To “kill NAFTA”, as some propose, would destroy millions of jobs in the US, and do even more damage in Mexico. When NAFTA was negotiated, Mexico had 90 million inhabitants; today there are over 120 million. Dismantling NAFTA would mean higher unemployment and cause more migration that any wall could stop. Corporate-bond default by Mexican companies would also hurt US banks through their local affiliates.
Every country wants to safeguard its sovereignty. But in international negotiations, to exercise sovereignty is to find a compromise and apply it internally. Both partners lose when they fail to reach a consensus on which rules to apply.
On immigration, Mexico has not opposed enforcement of the law in our respective territories, as long as the dignity and human rights of immigrants are respected. But we repudiate violence, persecution, and covert racism. Mexican-Americans have a strong work ethic and a legitimate ambition to improve their lot, and their emigration represents a loss of human capital for Mexico. Let us instead collaborate to create opportunities for our peoples, finding positive solutions for both nations, like shared infrastructure projects with contractual obligations to use inputs sourced from the US. Let’s do it the smart way: we don’t need new walls, we need new doors in the old ones.
Finally, eliminating NAFTA would be a backward step for both countries, generating new tensions, anxieties, and costs, not least because of the inflationary processes unleashed.
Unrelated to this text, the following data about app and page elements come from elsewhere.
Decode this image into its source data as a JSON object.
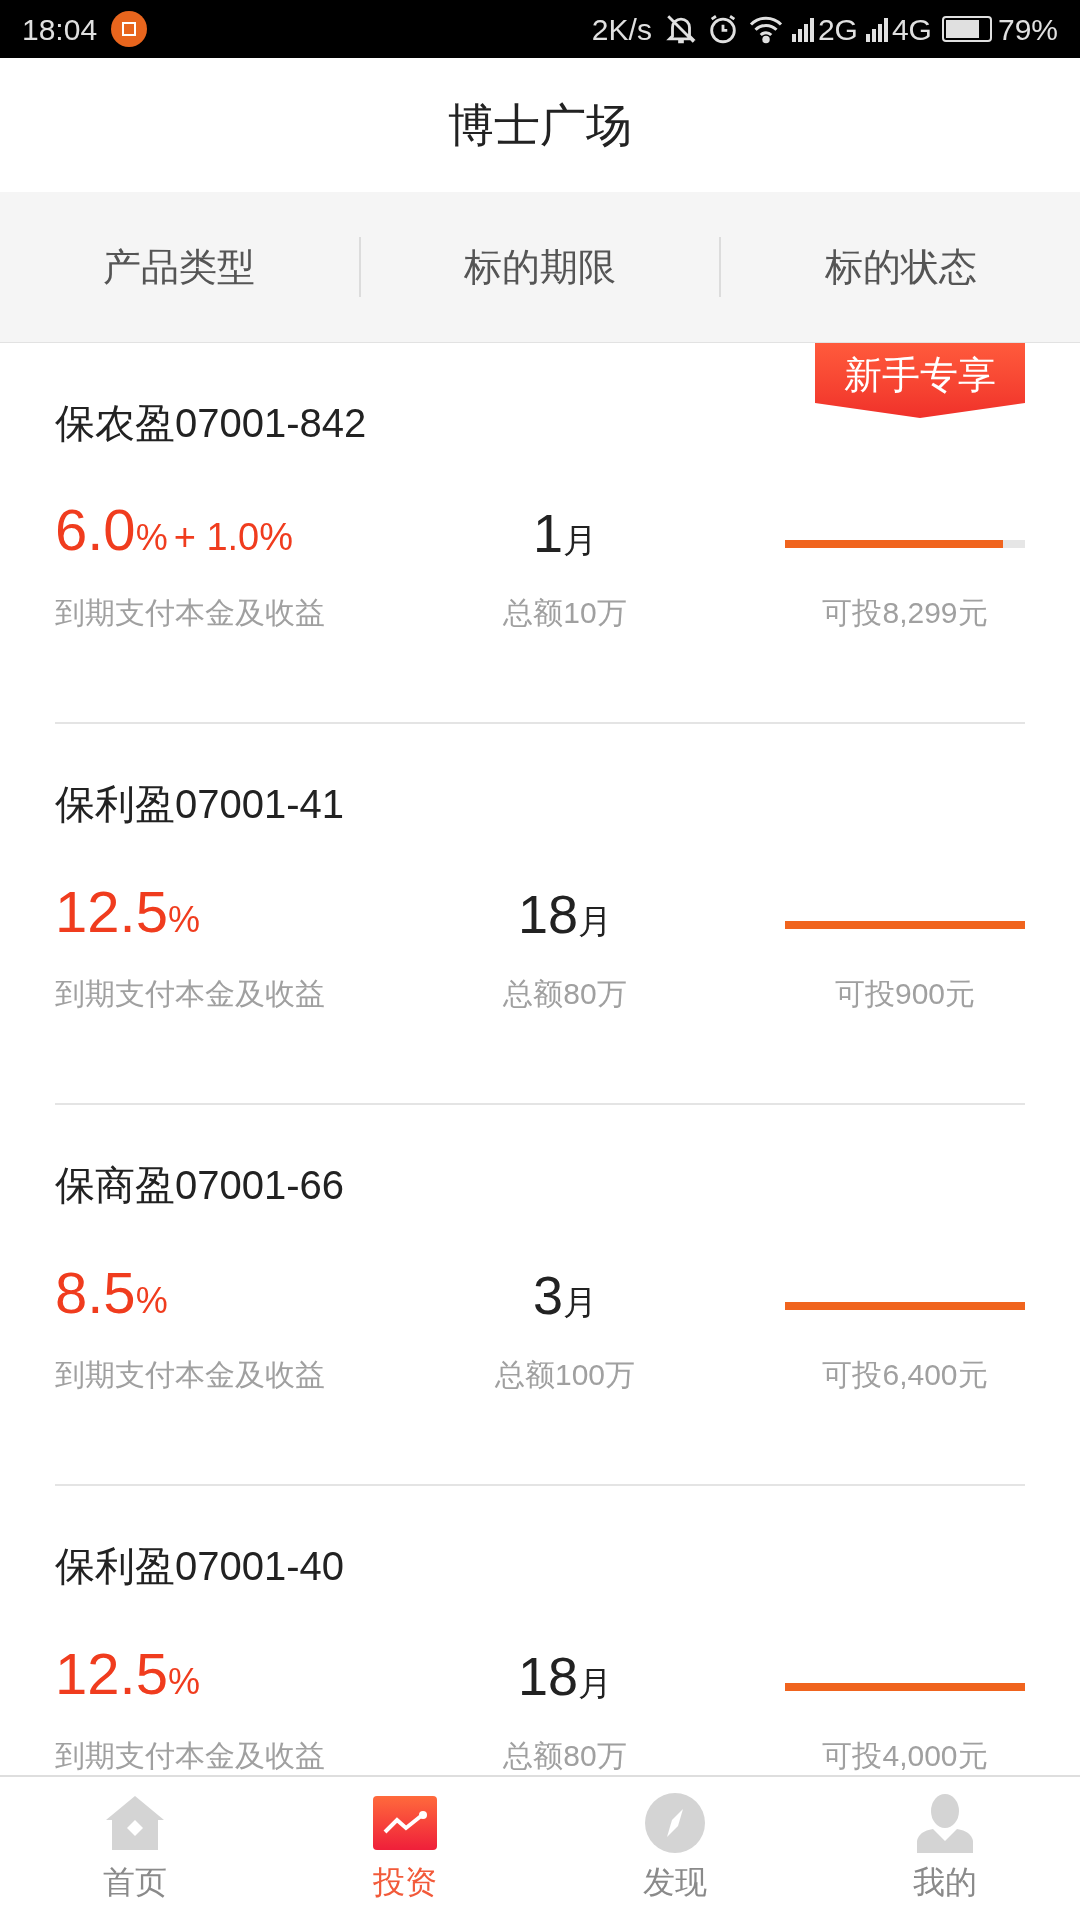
{
  "status_bar": {
    "time": "18:04",
    "speed": "2K/s",
    "net_1": "2G",
    "net_2": "4G",
    "battery": "79%"
  },
  "header": {
    "title": "博士广场"
  },
  "filters": [
    {
      "label": "产品类型"
    },
    {
      "label": "标的期限"
    },
    {
      "label": "标的状态"
    }
  ],
  "products": [
    {
      "name": "保农盈07001-842",
      "badge": "新手专享",
      "rate": "6.0",
      "rate_unit": "%",
      "bonus": "+ 1.0%",
      "rate_note": "到期支付本金及收益",
      "term": "1",
      "term_unit": "月",
      "total": "总额10万",
      "level": 0.91,
      "available": "可投8,299元"
    },
    {
      "name": "保利盈07001-41",
      "rate": "12.5",
      "rate_unit": "%",
      "rate_note": "到期支付本金及收益",
      "term": "18",
      "term_unit": "月",
      "total": "总额80万",
      "level": 1,
      "available": "可投900元"
    },
    {
      "name": "保商盈07001-66",
      "rate": "8.5",
      "rate_unit": "%",
      "rate_note": "到期支付本金及收益",
      "term": "3",
      "term_unit": "月",
      "total": "总额100万",
      "level": 1,
      "available": "可投6,400元"
    },
    {
      "name": "保利盈07001-40",
      "rate": "12.5",
      "rate_unit": "%",
      "rate_note": "到期支付本金及收益",
      "term": "18",
      "term_unit": "月",
      "total": "总额80万",
      "level": 1,
      "available": "可投4,000元"
    }
  ],
  "tab_bar": [
    {
      "label": "首页",
      "kind": "home",
      "selected": false
    },
    {
      "label": "投资",
      "kind": "invest",
      "selected": true
    },
    {
      "label": "发现",
      "kind": "discover",
      "selected": false
    },
    {
      "label": "我的",
      "kind": "me",
      "selected": false
    }
  ]
}
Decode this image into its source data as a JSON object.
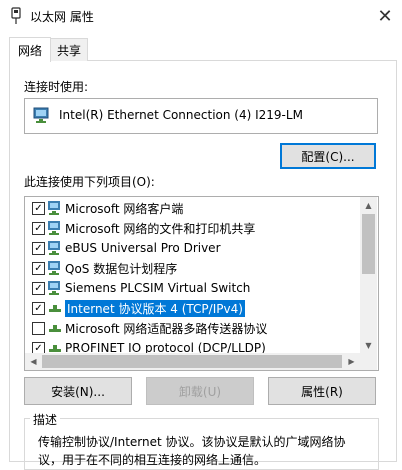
{
  "window": {
    "title": "以太网 属性",
    "close_glyph": "✕"
  },
  "tabs": [
    {
      "label": "网络",
      "active": true
    },
    {
      "label": "共享",
      "active": false
    }
  ],
  "connect_using": {
    "label": "连接时使用:",
    "adapter": "Intel(R) Ethernet Connection (4) I219-LM",
    "adapter_icon": "network-adapter-icon"
  },
  "configure_button": "配置(C)...",
  "items_label": "此连接使用下列项目(O):",
  "items": [
    {
      "label": "Microsoft 网络客户端",
      "checked": true,
      "icon": "network-client-icon"
    },
    {
      "label": "Microsoft 网络的文件和打印机共享",
      "checked": true,
      "icon": "network-client-icon"
    },
    {
      "label": "eBUS Universal Pro Driver",
      "checked": true,
      "icon": "network-client-icon"
    },
    {
      "label": "QoS 数据包计划程序",
      "checked": true,
      "icon": "network-client-icon"
    },
    {
      "label": "Siemens PLCSIM Virtual Switch",
      "checked": true,
      "icon": "network-client-icon"
    },
    {
      "label": "Internet 协议版本 4 (TCP/IPv4)",
      "checked": true,
      "icon": "protocol-icon",
      "selected": true
    },
    {
      "label": "Microsoft 网络适配器多路传送器协议",
      "checked": false,
      "icon": "protocol-icon"
    },
    {
      "label": "PROFINET IO protocol (DCP/LLDP)",
      "checked": true,
      "icon": "protocol-icon"
    }
  ],
  "buttons": {
    "install": "安装(N)...",
    "uninstall": "卸载(U)",
    "properties": "属性(R)"
  },
  "description": {
    "legend": "描述",
    "text": "传输控制协议/Internet 协议。该协议是默认的广域网络协议，用于在不同的相互连接的网络上通信。"
  },
  "colors": {
    "accent": "#0078d7",
    "selection": "#0078d7"
  }
}
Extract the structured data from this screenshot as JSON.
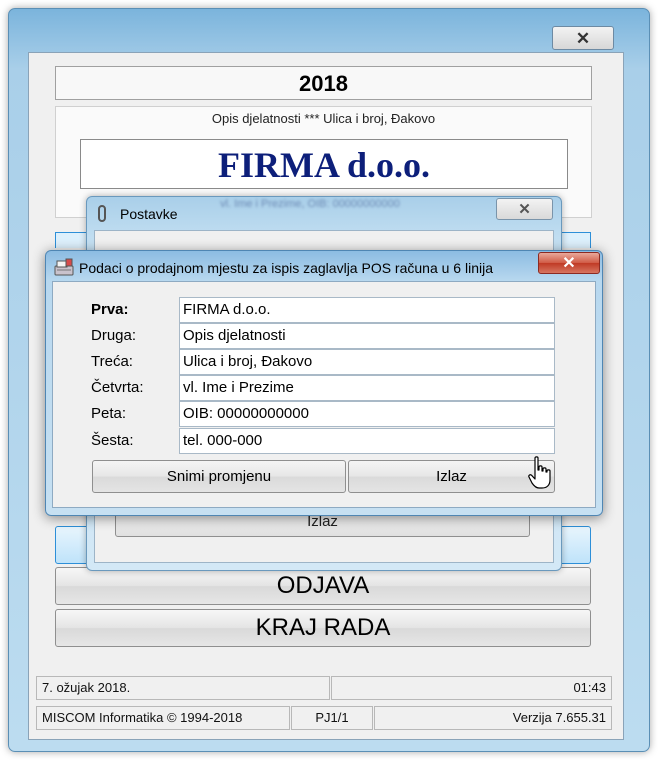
{
  "main": {
    "year": "2018",
    "header_desc": "Opis djelatnosti *** Ulica i broj, Đakovo",
    "company": "FIRMA d.o.o.",
    "header_blur": "vl. Ime i Prezime, OIB: 00000000000",
    "odjava_label": "ODJAVA",
    "kraj_rada_label": "KRAJ RADA",
    "close_glyph": "✕"
  },
  "status": {
    "date": "7. ožujak 2018.",
    "time": "01:43",
    "vendor": "MISCOM Informatika © 1994-2018",
    "terminal": "PJ1/1",
    "version": "Verzija 7.655.31"
  },
  "postavke": {
    "title": "Postavke",
    "close_glyph": "✕",
    "izlaz_label": "Izlaz"
  },
  "podaci": {
    "title": "Podaci o prodajnom mjestu za ispis zaglavlja POS računa u 6 linija",
    "close_glyph": "✕",
    "rows": [
      {
        "label": "Prva:",
        "value": "FIRMA d.o.o."
      },
      {
        "label": "Druga:",
        "value": "Opis djelatnosti"
      },
      {
        "label": "Treća:",
        "value": "Ulica i broj, Đakovo"
      },
      {
        "label": "Četvrta:",
        "value": "vl. Ime i Prezime"
      },
      {
        "label": "Peta:",
        "value": "OIB: 00000000000"
      },
      {
        "label": "Šesta:",
        "value": "tel. 000-000"
      }
    ],
    "save_label": "Snimi promjenu",
    "exit_label": "Izlaz"
  },
  "colors": {
    "company_text": "#0d1f7a",
    "title_bar": "#8cbce2",
    "close_red": "#c03a25"
  }
}
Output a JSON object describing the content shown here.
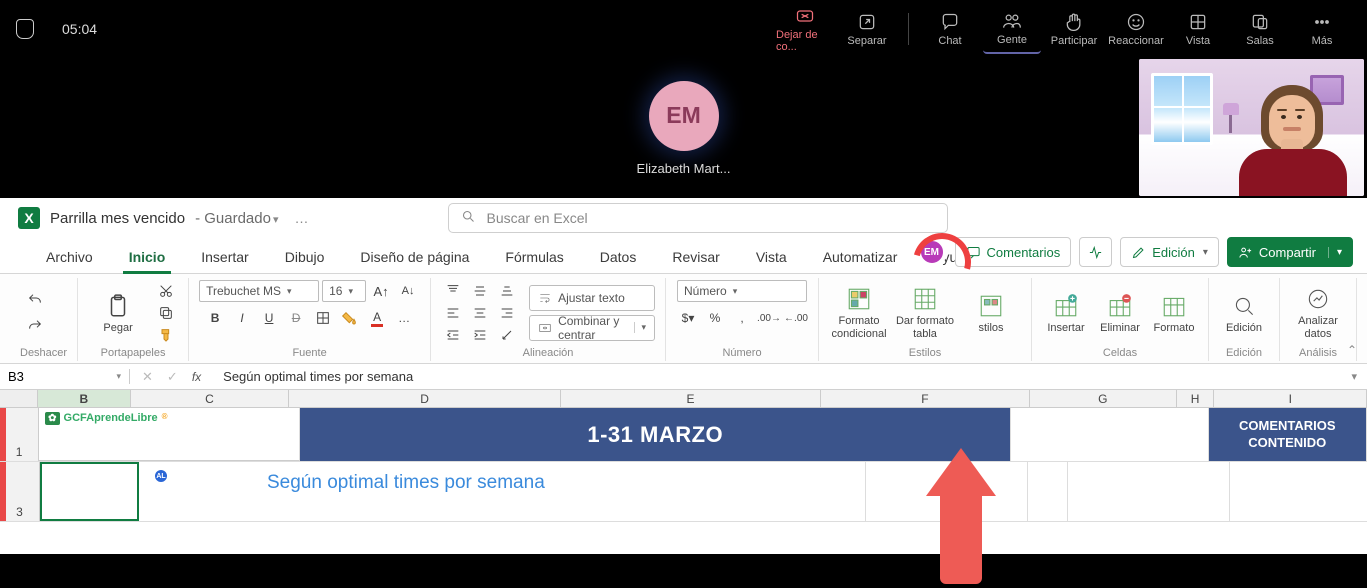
{
  "teams": {
    "timer": "05:04",
    "buttons": {
      "leave": "Dejar de co...",
      "separate": "Separar",
      "chat": "Chat",
      "people": "Gente",
      "participate": "Participar",
      "react": "Reaccionar",
      "view": "Vista",
      "rooms": "Salas",
      "more": "Más"
    },
    "speaker_initials": "EM",
    "speaker_name": "Elizabeth Mart..."
  },
  "excel": {
    "doc_title": "Parrilla mes vencido",
    "saved_label": "Guardado",
    "search_placeholder": "Buscar en Excel",
    "tabs": [
      "Archivo",
      "Inicio",
      "Insertar",
      "Dibujo",
      "Diseño de página",
      "Fórmulas",
      "Datos",
      "Revisar",
      "Vista",
      "Automatizar",
      "Ayuda"
    ],
    "active_tab": "Inicio",
    "comments_btn": "Comentarios",
    "editing_btn": "Edición",
    "share_btn": "Compartir",
    "cursor_badge": "EM",
    "ribbon": {
      "undo_group": "Deshacer",
      "clipboard": "Portapapeles",
      "paste": "Pegar",
      "font_group": "Fuente",
      "font_name": "Trebuchet MS",
      "font_size": "16",
      "align_group": "Alineación",
      "wrap": "Ajustar texto",
      "merge": "Combinar y centrar",
      "number_group": "Número",
      "number_format": "Número",
      "styles_group": "Estilos",
      "cond_fmt": "Formato condicional",
      "table_fmt": "Dar formato tabla",
      "styles_btn": "stilos",
      "cells_group": "Celdas",
      "insert_c": "Insertar",
      "delete_c": "Eliminar",
      "format_c": "Formato",
      "editing_group": "Edición",
      "editing_btn": "Edición",
      "analysis_group": "Análisis",
      "analyze": "Analizar datos"
    },
    "formula": {
      "cell_ref": "B3",
      "value": "Según optimal times por semana"
    },
    "sheet": {
      "columns": [
        "B",
        "C",
        "D",
        "E",
        "F",
        "G",
        "H",
        "I"
      ],
      "row_labels": [
        "1",
        "3"
      ],
      "logo_text": "GCFAprendeLibre",
      "banner": "1-31 MARZO",
      "banner2_l1": "COMENTARIOS",
      "banner2_l2": "CONTENIDO",
      "b3": "Según optimal times por semana",
      "presence_initials": "AL"
    }
  }
}
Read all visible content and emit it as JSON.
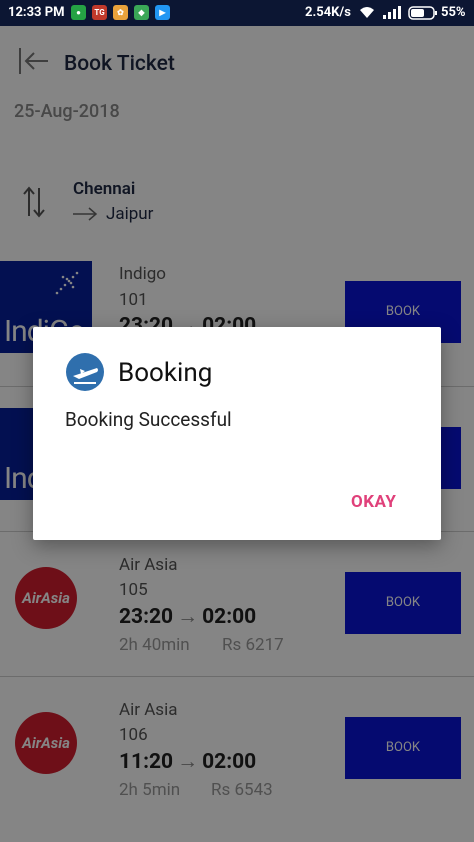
{
  "status_bar": {
    "time": "12:33 PM",
    "speed": "2.54K/s",
    "battery": "55%"
  },
  "header": {
    "title": "Book Ticket"
  },
  "date": "25-Aug-2018",
  "route": {
    "from": "Chennai",
    "to": "Jaipur"
  },
  "flights": [
    {
      "airline": "Indigo",
      "number": "101",
      "depart": "23:20",
      "arrive": "02:00",
      "duration": "",
      "price": "",
      "book": "BOOK",
      "logo_text": "IndiGo"
    },
    {
      "airline": "",
      "number": "",
      "depart": "",
      "arrive": "",
      "duration": "",
      "price": "",
      "book": "",
      "logo_text": "IndiGo"
    },
    {
      "airline": "Air Asia",
      "number": "105",
      "depart": "23:20",
      "arrive": "02:00",
      "duration": "2h 40min",
      "price": "Rs 6217",
      "book": "BOOK",
      "logo_text": "AirAsia"
    },
    {
      "airline": "Air Asia",
      "number": "106",
      "depart": "11:20",
      "arrive": "02:00",
      "duration": "2h 5min",
      "price": "Rs 6543",
      "book": "BOOK",
      "logo_text": "AirAsia"
    }
  ],
  "dialog": {
    "title": "Booking",
    "message": "Booking Successful",
    "ok_label": "OKAY"
  },
  "colors": {
    "status_bar": "#0c1633",
    "book_button": "#0a14d6",
    "indigo": "#07209c",
    "airasia": "#d41e2e",
    "accent": "#e0407a"
  }
}
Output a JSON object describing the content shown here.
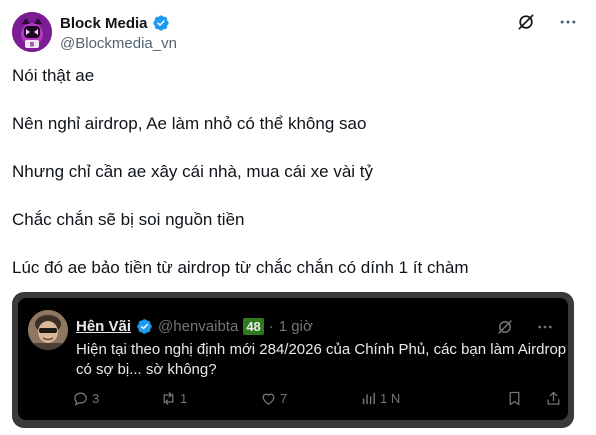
{
  "post": {
    "author": {
      "display_name": "Block Media",
      "handle": "@Blockmedia_vn",
      "verified": true
    },
    "paragraphs": [
      "Nói thật ae",
      "Nên nghỉ airdrop, Ae làm nhỏ có thể không sao",
      "Nhưng chỉ cần ae xây cái nhà, mua cái xe vài tỷ",
      "Chắc chắn sẽ bị soi nguồn tiền",
      "Lúc đó ae bảo tiền từ airdrop từ chắc chắn có dính 1 ít chàm"
    ]
  },
  "quote": {
    "author": {
      "display_name": "Hên Vãi",
      "handle": "@henvaibta",
      "badge": "48",
      "separator": "·",
      "time": "1 giờ"
    },
    "text_lines": [
      "Hiện tại theo nghị định mới 284/2026 của Chính Phủ, các bạn làm Airdrop",
      "có sợ bị... sờ không?"
    ],
    "stats": {
      "replies": "3",
      "reposts": "1",
      "likes": "7",
      "views": "1 N"
    }
  },
  "colors": {
    "verified": "#1d9bf0",
    "badge_bg": "#2f7a1f",
    "quote_frame": "#3a3a3a",
    "quote_bg": "#000000"
  },
  "icons": {
    "top_actions": [
      "grok-icon",
      "more-icon"
    ],
    "quote_top_actions": [
      "grok-icon",
      "more-icon"
    ],
    "quote_footer": [
      "reply-icon",
      "repost-icon",
      "like-icon",
      "views-icon",
      "bookmark-icon",
      "share-icon"
    ]
  }
}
The energy and resources absorbed by these avoidable problems would be better spent boosting employment in both nations.
Worst of all, dismantling NAFTA would undo an historic change which has allowed Mexico to relate to the US in a different way. With clear rules, not whim and discretion. And with institutions to reduce our dependence on populists of left and right, who have joined forces in their extreme opposition to free competition in open economies.
NAFTA took us beyond the old game of international markets picking up the trail blazed by finance, with trade following on, and governments lagging behind, wielding tariffs in futile anticipation of the next steps for capital and commerce. The Agreement replaced these blunt tools with a new relationship in which reasoned, sustainable domestic policy has provided the stability essential to long-term productive investment for inclusive development.
Mexicans in Mexico and Mexican-Americans can scarcely conceive of a new and historic split between these two great nations, as it would fly in the face of reality on the ground. Once doomed to be quarrelling neighbors, through NAFTA we have found a shared future as a stable and prosperous commercial region.
Carlos Salinas de Gortari served as President of Mexico between 1988 and 1994, during which time he was responsible for negotiating and ratifying the North American Free Trade Agreement. He gained his PhD from Harvard’s Kennedy School of Government in 1978.
This article originally appeared on the London School of Economics' Latin America and Caribbean blog. Republished with permission.